Director Anton Corbijn’s adaptation of John Le Carré’s terrific novel manages to fix nearly every minor gripe I had with it, yet still somehow manages to be less vital, while still intriguing. Set in contemporary Hamburg—a city on perpetual guilty high-alert as a result of being the place where Mohammad Atta coordinated the 9/11 attacks—it follows German intelligence operative Gunther (Philip Seymour Hoffman) as he tries to use an immigration/civil-rights attorney (Rachel McAdams) and a banker (Willem Dafoe) to nail an escaped Chechen man suspected of terrorist ties. The fact that the suspect is probably innocent is made clear fairly early on, as the narrative turns him into a pawn in a story about competing philosophies of how best to prevent terrorist attacks: Gunther’s firm belief in courting human intelligence vs. the idea that you just play hardball and round up the usual suspects. At least that’s what it should be about, and the film effectively builds up Gunther’s role as a “handler” while cutting most of the distracting sub-plots involving who’s romantically attracted to whom. Yet as effective as Corbijn is at building low-key tension surrounding as simple an act as whether someone will sign a document or not, it still feels like we’re missing more of the petty turf wars and chest-puffing that become impediments to—as characters phrase it here, practically with a roll of the eyes—“making the world a safer place.” Every facet of the story on screen is expertly crafted; only the sense of the bigger picture falls ever so slightly short. (SR)

Hellion **

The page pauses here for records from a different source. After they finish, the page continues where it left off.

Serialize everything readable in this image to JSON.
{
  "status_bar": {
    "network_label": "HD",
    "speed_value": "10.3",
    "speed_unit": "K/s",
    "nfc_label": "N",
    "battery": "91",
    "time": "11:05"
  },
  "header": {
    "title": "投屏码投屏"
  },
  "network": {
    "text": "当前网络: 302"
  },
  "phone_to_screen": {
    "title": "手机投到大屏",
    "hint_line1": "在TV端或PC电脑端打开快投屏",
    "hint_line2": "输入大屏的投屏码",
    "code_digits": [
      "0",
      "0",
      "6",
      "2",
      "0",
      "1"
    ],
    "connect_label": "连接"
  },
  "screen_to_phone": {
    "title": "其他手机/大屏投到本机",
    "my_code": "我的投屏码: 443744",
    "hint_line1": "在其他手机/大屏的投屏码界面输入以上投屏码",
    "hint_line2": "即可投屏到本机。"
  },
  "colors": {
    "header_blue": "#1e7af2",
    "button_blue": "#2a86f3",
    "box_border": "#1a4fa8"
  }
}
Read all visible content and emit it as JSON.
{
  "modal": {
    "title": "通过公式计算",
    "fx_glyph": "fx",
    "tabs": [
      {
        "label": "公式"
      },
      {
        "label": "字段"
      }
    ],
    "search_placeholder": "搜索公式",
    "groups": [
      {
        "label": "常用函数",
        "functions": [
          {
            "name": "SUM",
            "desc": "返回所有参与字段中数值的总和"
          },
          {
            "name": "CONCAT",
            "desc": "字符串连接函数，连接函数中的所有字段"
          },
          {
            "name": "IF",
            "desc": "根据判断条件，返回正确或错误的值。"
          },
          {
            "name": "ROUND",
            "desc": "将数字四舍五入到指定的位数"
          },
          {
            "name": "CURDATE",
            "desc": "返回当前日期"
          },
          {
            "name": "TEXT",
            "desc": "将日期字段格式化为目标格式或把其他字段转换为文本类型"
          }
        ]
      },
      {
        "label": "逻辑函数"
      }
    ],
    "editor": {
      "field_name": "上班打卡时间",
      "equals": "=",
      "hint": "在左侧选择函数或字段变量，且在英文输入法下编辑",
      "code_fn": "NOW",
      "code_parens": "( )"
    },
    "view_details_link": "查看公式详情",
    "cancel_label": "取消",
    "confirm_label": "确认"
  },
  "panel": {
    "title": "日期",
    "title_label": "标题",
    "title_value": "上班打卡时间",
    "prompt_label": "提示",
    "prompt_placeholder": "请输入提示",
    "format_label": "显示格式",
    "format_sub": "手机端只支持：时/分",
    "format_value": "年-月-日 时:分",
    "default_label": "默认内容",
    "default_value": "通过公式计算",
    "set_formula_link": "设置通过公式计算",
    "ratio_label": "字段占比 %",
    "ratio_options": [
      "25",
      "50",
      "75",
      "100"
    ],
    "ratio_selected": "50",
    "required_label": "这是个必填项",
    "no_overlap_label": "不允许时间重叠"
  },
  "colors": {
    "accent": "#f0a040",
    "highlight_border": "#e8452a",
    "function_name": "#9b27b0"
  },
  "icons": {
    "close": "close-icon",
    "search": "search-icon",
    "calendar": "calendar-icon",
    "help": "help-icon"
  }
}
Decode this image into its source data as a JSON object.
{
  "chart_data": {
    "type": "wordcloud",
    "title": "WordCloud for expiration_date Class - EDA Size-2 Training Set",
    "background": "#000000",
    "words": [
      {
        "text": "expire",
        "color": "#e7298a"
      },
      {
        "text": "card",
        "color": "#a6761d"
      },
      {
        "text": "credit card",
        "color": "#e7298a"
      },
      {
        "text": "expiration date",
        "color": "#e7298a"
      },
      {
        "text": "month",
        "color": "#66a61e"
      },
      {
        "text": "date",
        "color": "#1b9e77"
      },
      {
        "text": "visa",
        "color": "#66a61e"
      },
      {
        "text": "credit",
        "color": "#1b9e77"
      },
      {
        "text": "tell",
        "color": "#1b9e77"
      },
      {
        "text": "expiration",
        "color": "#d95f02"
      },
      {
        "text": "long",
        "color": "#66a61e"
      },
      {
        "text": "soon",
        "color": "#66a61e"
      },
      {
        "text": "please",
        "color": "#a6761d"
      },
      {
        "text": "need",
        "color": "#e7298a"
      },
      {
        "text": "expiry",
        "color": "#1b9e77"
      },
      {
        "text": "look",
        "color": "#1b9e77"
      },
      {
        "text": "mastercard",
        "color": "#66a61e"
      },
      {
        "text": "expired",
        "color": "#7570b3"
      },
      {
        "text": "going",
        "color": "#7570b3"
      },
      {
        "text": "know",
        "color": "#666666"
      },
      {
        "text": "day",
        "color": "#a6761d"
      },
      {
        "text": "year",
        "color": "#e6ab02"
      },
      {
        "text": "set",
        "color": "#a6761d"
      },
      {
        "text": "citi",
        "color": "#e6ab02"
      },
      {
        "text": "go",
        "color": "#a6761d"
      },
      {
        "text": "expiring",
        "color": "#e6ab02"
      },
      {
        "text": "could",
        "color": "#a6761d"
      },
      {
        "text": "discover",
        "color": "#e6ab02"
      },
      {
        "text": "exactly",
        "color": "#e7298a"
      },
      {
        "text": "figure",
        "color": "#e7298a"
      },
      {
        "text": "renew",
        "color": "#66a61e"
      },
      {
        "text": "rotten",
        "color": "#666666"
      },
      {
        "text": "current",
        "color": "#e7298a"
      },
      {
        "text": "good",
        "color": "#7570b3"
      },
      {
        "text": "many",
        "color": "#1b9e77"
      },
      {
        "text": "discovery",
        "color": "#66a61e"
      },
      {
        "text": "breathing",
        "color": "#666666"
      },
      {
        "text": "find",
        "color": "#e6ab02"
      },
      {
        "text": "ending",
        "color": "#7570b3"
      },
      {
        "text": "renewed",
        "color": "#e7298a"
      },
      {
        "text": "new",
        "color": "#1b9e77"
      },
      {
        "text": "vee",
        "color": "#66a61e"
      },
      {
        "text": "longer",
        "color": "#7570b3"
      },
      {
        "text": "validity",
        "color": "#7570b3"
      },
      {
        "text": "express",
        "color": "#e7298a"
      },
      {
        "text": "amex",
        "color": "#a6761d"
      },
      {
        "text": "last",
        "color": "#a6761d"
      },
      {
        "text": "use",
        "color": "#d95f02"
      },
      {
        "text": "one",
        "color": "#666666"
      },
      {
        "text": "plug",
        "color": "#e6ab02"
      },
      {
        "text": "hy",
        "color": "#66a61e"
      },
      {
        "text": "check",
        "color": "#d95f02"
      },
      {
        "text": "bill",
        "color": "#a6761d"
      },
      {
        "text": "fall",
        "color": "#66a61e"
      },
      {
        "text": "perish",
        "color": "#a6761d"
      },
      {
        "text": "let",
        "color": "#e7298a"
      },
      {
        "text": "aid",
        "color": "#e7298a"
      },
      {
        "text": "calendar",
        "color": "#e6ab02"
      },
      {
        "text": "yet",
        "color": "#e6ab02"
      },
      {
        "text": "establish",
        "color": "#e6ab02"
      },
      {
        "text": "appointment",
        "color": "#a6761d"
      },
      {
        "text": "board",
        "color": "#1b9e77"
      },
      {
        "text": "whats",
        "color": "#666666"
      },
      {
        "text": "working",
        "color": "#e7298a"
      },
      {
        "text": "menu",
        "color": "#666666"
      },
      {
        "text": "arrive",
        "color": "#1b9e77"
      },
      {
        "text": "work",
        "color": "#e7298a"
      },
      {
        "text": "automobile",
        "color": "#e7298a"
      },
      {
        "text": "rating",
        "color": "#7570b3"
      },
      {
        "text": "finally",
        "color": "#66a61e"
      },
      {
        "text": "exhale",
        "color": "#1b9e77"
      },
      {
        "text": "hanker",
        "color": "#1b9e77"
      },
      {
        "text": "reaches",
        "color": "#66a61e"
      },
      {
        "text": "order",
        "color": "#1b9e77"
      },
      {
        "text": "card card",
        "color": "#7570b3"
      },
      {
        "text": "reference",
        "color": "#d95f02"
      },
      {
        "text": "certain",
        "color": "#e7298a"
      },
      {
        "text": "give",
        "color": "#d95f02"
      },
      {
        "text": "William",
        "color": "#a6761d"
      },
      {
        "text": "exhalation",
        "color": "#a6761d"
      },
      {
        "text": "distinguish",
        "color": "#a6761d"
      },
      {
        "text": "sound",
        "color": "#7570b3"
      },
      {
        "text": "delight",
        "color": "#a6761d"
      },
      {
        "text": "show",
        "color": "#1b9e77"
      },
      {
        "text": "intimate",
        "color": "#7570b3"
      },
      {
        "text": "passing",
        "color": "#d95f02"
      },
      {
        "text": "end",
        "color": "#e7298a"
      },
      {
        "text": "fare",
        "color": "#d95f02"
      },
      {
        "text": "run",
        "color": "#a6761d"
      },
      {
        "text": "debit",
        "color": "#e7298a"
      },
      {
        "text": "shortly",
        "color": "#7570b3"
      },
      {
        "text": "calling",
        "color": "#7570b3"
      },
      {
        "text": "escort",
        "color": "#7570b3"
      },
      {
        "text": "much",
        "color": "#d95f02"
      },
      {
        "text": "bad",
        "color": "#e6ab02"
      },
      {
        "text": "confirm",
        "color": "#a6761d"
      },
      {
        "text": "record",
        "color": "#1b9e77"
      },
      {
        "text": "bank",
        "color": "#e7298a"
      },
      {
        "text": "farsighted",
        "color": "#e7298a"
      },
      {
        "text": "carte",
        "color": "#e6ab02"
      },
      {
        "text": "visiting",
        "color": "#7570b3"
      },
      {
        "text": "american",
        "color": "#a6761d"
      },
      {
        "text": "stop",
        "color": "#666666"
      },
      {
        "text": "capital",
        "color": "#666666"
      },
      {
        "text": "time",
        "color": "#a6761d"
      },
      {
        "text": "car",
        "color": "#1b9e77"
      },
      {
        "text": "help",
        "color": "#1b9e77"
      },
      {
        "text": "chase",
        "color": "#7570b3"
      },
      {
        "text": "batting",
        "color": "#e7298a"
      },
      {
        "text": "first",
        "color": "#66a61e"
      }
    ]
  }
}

The story of a tween juvenile delinquent with an equally checkered father and a harmless outlet in two-wheel riding is probably unfairly hurt by easy, if not exactly inapt, comparisons to the Dardenne brothers’ Kid with a Bike, one of the best films of this decade. However, it’s certainly fairly hurt by an overly episodic story that continues more than it builds (and noway, nohow am I buying that final crime by the kid gang, the one with a gun). Also, Hellion is directed by Kat Candler in a high-register style—a jittery hand-held camera, often in closeup, and a very narrow focal depth—giving the film little breathing room. It’s the visual equivalent of shouting, combined with near-constant high-tension story events with characters shouting at, fighting with and confronting one another. Even at just over 90 minutes, the combination becomes exhausting. Which is a shame, because there is much to like here. For one thing, it’s so rare as to be gratifying both to see both the “helping professions” portrayed as Nanny State family destroyers, and family breakdown itself coming from internal sources, such as adultery and drunkenness (“both/and” being key here). In addition, the performances are spectacular at keeping a naturalism in the midst of the style and story—particularly that of Josh Wiggins as the teen whose goal in life is to avoid being sent to juvenile jail. Aaron Paul as his newly widowed father pulls off the tricky task of being credible both as a high-functioning drunk and a genuinely loving dad, after the fashion of rural southeast Texas. And, incredibly, I didn’t spot Juliette Lewis, providing—hold onto your Astros ball caps—the closest thing Hellion has to a stable counterpoint to all the manic-ness elsewhere. (VM)